This is a rather grandiose claim, and its basis appears to be that biologists have discovered that some genes in the platypus are part of a family of genes that split up through molecular duplication millions of years ago. Members of each half of this family then evolved independently, one affecting the proper placement of testicles in male platypuses, the other contributing to the formation of the placenta in females.

I don’t know of any serious biologist who would be surprised by the discovery of gene duplications in platypuses (they have been known for decades in many animals, plants and bacteria); moreover, gene duplication events followed by the specialization of one or both of the duplicates for novel functions is precisely what current evolutionary theory predicts should happen. So what’s the big deal?

The problem is that, pace Palmarini, nobody believes in the “classical” Darwinian theory, that is in the theory as originally proposed by Darwin, just in the same way in which no modern physicist “believes” in the Newtonian theory, as originally proposed by Sir Isaac. To point to modern discoveries and proclaim out loud that they contradict “the classical Darwinian theory” is disingenuous, and no different from the old and trite tactics of creationists. Serious scientists like Palmarini should not indulge in this sort of easily misconstrued double talk.

Moreover, the explanation that Palmarini gives for his interpretation is next to ridiculous (here Italian has a better fitting phrase than English: “rasenta il ridicolo,” meaning ‘flies within millimeters from the ridiculous’). Speaking of gene duplications, Palmarini says: “You cannot have two and a half copies, or three copies and a tenth. Gradualism, that is the classical Darwinian idea of small random steps, one after the other, can go to get blessed” (the latter turn of phrase, “vanno a farsi benedire” is ironic Italian for they are so untenable that it would take a miracle to consider them).

Duh, is my technical comment. Of course gene duplications produce an integer number of genes, how could it be otherwise? But that has nothing to do with Darwin’s ideas about gradualism (remember that Chuck didn’t even know about the existence of genes). Moreover, Darwin’s strict gradualism was questioned already by his friend and colleague, Thomas Henry Huxley (known as “Darwin’s bulldog”), and is not accepted in the original form by most biologists today. Finally, and this was rather surprising coming from a scientist (Palmarini is not a biologist, but a physicist turned linguist-psychologist), even “classical” Darwinism was never about random steps.Au contraire, the very concept of natural selection implies anything but randomness. And again, it is creationists who -- willfully or through ignorance -- throw randomness into the mix, without understanding, or refusing to understand, that neither Darwin nor any modern biologist has ever claimed that evolution takes place “at random.”

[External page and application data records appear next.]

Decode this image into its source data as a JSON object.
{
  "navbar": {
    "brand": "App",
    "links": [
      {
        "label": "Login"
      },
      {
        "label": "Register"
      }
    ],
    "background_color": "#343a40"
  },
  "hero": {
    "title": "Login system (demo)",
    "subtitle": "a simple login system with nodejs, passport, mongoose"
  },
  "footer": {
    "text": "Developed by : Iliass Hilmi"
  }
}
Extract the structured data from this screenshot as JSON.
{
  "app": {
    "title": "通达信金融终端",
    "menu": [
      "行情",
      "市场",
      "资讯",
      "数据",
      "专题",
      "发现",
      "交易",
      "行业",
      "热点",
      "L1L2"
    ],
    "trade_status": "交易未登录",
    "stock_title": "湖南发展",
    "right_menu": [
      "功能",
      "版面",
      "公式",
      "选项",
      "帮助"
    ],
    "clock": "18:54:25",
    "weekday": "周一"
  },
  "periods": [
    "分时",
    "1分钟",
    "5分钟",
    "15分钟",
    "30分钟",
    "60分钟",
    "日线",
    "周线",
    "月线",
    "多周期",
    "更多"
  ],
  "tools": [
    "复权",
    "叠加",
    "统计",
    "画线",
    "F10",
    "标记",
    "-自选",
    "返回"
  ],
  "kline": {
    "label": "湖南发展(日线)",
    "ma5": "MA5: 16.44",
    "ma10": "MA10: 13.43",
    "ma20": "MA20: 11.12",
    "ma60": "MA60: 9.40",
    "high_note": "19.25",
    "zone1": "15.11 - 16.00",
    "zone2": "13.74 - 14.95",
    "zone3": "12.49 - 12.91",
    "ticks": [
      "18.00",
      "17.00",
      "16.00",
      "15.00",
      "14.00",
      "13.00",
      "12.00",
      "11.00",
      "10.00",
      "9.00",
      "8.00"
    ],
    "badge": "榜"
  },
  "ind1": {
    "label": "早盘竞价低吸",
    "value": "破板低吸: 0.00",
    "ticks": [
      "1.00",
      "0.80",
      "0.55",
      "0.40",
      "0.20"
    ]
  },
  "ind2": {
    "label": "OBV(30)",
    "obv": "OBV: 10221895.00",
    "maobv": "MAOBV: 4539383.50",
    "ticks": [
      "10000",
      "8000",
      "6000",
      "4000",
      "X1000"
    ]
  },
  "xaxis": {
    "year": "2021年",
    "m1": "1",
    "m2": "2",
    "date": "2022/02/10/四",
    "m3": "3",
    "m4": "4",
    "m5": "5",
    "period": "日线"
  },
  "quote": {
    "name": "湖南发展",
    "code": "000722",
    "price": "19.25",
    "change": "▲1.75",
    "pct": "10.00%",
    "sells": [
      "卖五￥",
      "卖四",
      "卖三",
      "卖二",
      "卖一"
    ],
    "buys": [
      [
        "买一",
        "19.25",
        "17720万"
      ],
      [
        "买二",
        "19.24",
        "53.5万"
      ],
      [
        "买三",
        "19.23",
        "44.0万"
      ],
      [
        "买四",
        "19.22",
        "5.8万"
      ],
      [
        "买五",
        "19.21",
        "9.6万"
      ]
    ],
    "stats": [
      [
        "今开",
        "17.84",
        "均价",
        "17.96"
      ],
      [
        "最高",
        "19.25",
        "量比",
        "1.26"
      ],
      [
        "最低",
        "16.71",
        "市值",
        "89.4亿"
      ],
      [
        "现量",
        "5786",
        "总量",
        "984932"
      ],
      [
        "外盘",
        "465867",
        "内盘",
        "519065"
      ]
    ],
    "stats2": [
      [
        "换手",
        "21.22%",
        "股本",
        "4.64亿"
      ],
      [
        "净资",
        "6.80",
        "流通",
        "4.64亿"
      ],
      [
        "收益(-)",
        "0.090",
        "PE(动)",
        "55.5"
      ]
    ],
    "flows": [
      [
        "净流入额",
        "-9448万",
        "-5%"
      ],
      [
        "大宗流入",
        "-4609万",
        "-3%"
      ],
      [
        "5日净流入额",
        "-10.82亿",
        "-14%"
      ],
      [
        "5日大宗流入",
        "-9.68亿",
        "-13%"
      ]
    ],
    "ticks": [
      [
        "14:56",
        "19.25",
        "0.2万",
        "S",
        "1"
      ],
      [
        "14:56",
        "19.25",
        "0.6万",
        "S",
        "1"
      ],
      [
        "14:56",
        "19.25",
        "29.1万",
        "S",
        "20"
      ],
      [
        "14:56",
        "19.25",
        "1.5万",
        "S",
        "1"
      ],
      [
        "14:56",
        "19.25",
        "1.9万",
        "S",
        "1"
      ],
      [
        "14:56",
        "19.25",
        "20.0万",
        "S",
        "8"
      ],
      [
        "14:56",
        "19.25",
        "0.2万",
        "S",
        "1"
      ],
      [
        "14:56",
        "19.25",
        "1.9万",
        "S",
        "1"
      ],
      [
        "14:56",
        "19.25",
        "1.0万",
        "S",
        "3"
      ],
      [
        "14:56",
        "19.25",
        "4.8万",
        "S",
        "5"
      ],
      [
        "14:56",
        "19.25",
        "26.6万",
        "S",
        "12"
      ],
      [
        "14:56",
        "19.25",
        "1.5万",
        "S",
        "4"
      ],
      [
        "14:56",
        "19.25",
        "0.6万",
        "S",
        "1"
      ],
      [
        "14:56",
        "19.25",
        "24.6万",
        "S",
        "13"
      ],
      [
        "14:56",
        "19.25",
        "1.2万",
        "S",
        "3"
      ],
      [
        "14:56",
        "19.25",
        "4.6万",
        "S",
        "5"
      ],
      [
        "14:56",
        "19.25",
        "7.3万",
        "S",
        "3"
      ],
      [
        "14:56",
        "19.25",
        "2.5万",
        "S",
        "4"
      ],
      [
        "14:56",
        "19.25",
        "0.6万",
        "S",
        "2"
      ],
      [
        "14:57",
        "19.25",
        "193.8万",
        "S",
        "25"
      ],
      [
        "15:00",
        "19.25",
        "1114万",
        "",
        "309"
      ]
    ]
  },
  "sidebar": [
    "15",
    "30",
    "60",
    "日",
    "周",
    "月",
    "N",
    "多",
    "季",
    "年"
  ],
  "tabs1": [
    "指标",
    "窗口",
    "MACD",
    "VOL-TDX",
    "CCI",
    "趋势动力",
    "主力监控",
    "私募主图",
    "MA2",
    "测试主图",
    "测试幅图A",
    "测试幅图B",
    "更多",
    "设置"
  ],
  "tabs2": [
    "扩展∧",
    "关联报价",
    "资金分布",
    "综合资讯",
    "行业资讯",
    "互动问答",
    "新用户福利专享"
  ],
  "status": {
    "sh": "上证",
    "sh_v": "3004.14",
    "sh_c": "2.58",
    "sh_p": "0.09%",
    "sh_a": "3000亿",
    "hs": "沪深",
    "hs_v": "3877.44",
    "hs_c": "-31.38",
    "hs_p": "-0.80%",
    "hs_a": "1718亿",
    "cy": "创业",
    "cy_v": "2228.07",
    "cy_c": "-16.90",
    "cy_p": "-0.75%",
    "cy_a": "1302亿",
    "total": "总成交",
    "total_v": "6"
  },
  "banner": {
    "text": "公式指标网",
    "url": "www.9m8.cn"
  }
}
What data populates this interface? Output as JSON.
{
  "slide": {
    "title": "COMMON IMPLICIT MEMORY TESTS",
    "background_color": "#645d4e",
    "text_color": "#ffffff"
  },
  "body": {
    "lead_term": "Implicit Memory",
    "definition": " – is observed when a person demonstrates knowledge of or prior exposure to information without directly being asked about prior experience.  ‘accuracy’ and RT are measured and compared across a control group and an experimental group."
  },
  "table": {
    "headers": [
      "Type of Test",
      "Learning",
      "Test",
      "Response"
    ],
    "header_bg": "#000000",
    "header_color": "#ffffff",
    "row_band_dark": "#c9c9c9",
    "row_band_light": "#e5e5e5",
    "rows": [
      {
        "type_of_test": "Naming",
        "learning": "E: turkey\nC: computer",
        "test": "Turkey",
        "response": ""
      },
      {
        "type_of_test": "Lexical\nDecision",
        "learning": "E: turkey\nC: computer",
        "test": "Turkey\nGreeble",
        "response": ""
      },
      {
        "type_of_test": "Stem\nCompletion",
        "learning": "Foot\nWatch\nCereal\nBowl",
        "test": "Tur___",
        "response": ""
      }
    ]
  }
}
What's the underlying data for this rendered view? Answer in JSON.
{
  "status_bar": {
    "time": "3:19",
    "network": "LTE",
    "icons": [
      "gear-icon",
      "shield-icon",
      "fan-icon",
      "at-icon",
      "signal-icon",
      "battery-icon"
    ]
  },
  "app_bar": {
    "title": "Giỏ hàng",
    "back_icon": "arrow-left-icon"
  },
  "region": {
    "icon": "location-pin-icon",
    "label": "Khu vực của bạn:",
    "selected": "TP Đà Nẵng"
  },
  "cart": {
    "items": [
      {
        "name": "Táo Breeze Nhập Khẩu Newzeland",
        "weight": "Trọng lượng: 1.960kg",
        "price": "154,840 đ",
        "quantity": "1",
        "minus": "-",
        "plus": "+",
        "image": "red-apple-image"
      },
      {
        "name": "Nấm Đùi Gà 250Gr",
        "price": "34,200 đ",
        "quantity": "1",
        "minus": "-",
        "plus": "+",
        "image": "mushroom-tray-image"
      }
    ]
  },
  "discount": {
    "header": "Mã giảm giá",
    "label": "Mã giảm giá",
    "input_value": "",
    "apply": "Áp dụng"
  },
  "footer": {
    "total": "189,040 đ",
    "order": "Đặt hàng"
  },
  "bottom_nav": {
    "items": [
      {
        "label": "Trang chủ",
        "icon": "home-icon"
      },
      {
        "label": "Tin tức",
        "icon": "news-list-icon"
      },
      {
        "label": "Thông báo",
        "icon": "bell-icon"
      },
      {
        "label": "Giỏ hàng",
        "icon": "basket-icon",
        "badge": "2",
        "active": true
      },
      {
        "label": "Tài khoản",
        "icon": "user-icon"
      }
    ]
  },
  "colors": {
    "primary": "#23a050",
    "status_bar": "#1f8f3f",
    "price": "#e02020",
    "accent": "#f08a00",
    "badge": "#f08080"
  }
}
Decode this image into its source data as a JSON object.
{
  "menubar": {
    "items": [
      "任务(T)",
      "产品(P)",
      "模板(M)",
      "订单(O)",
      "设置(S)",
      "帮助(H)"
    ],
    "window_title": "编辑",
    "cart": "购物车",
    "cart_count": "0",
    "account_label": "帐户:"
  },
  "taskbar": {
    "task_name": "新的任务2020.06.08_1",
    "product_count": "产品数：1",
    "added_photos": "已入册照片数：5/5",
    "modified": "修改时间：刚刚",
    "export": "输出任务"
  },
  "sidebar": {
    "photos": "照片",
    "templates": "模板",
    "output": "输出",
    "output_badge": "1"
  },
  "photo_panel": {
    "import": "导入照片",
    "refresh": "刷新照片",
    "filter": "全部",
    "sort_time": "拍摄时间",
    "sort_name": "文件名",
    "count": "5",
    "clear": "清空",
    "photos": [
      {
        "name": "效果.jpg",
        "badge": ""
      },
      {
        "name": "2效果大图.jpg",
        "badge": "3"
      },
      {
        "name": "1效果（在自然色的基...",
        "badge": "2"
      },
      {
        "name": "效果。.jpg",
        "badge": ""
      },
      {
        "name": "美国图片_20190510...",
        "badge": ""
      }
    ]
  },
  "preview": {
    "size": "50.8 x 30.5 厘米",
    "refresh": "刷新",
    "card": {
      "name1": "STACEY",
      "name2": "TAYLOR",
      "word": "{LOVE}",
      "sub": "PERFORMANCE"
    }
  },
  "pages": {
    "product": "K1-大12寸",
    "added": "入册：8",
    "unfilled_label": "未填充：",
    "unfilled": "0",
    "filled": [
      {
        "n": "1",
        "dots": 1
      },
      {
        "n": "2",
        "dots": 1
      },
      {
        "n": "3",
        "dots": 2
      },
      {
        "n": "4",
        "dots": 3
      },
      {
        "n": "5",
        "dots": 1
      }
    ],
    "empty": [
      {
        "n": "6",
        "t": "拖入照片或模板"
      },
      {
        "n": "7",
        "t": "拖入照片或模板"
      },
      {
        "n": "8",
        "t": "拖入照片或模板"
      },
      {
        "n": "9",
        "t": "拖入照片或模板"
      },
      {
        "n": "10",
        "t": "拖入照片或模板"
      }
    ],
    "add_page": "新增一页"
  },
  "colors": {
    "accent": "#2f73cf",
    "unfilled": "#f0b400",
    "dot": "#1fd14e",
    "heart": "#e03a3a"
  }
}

I do not want to give the reader the impression that evolutionary theory is static and that there aren’t serious discussions about the scope of natural selection and the possibility of additional “non-Darwinian” mechanisms to play important roles in evolution. Indeed, most of my active research program is precisely about this sort of discussion. But to write in a newspaper “Platypus one, Darwin zero” (as much as I appreciate soccer metaphors) on the basis of discoveries that in fact spectacularly confirm many tenets of current evolutionary theory is unconscionable. We have enough trouble defending science from religiously inspired know-nothings and from ignorant and presumptuous postmodernists, do we have to guard our rear from our own colleagues too?